We already knew Pat Quinn's approval ratings as Illinois Governor are so low that no amount of A Prairie Home Companion appearances or cinnamon challenges are likely to result in a rebound any time soon. A new poll conducted by Public Policy Polling gives an indication of how deep in the weeds Quinn has sunk, particularly if he wants to stay in the Governor's mansion past 2014. (It's never too early to place your bets, readers.)

With a 64 percent disapproval rating, Quinn is the most unpopular governor PPP has polled in the country this year. Only 25 percent of those polled were satisfied with Quinn's performance. Quinn's disapproval ratings among Democrats are more telling: 43 percent of Democrats who took the survey disapproved of him.

With the gubernatorial primaries less than two years away, Quinn trails in head-to-head match ups against Bill Daley (37-34), and Illinois Attorney General Lisa Madigan—if she decides to run for governor—64-20. Madigan is the wild card in early gubernatorial odds, according to PPP. If she embarks on a run for governor, she would be the early favorite in the primary and general election.

Quinn fares only slightly better against GOP gubernatorial prospects. He would trail in head-to-head match ups against State Sen. Kirk Dillard (44/37) and Illinois Treasurer Dan Rutherford (43/39), while holding a one-point advantage over Congressman Aaron Schock (40/39). But the Illinois GOP is in such disarray the field for the nomination is wide open.

The veto-proof super-majorities in both houses of the Illinois General Assembly will only make Quinn's poll numbers harder to overcome. Not that they needed super-majorities: the state Senate voted 49-4 Wednesday to override Quinn's amended ban on assault weapons. Quinn used his amendatory veto powers to place a ban on assault weapons and high capacity ammunition magazines to a mail-order ammunition bill in July. Senators said Quinn overstepped his bounds.

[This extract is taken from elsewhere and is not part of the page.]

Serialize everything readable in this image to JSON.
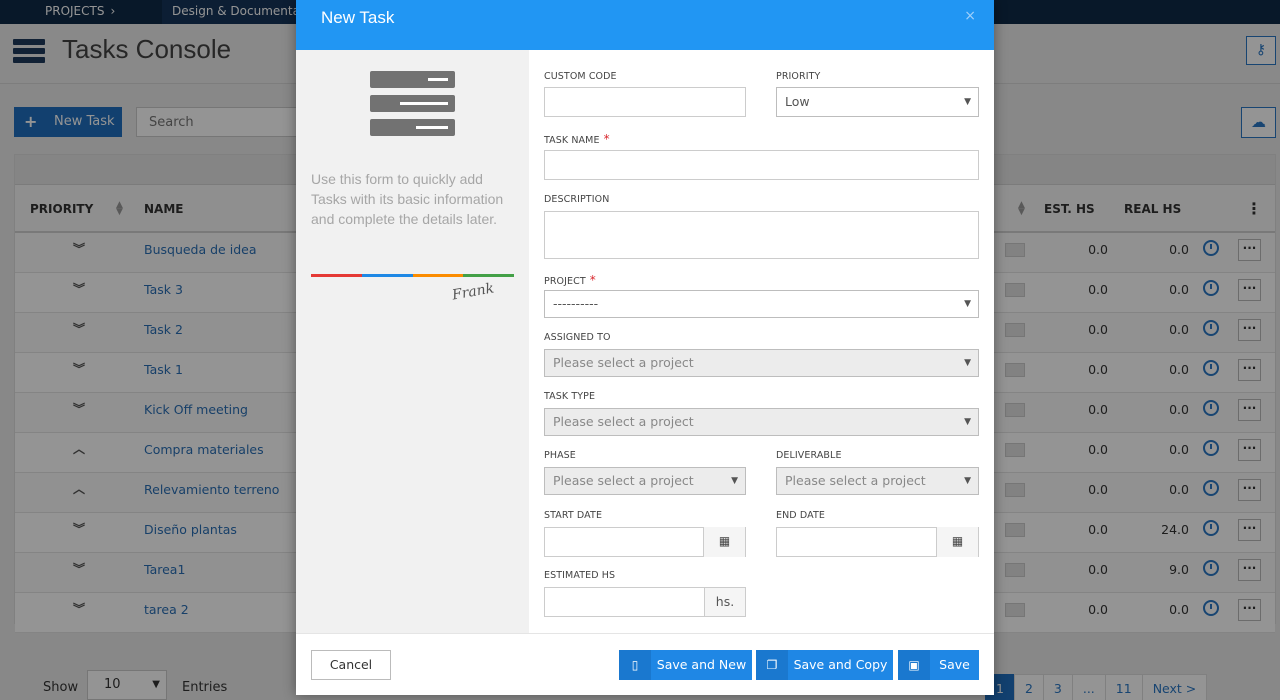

Quinn spokeswoman Brooke Anderson said he would continue to pursue an assault weapons ban, but didn’t provide details. Hopefully it doesn’t involve a cartoon animal with a cute name.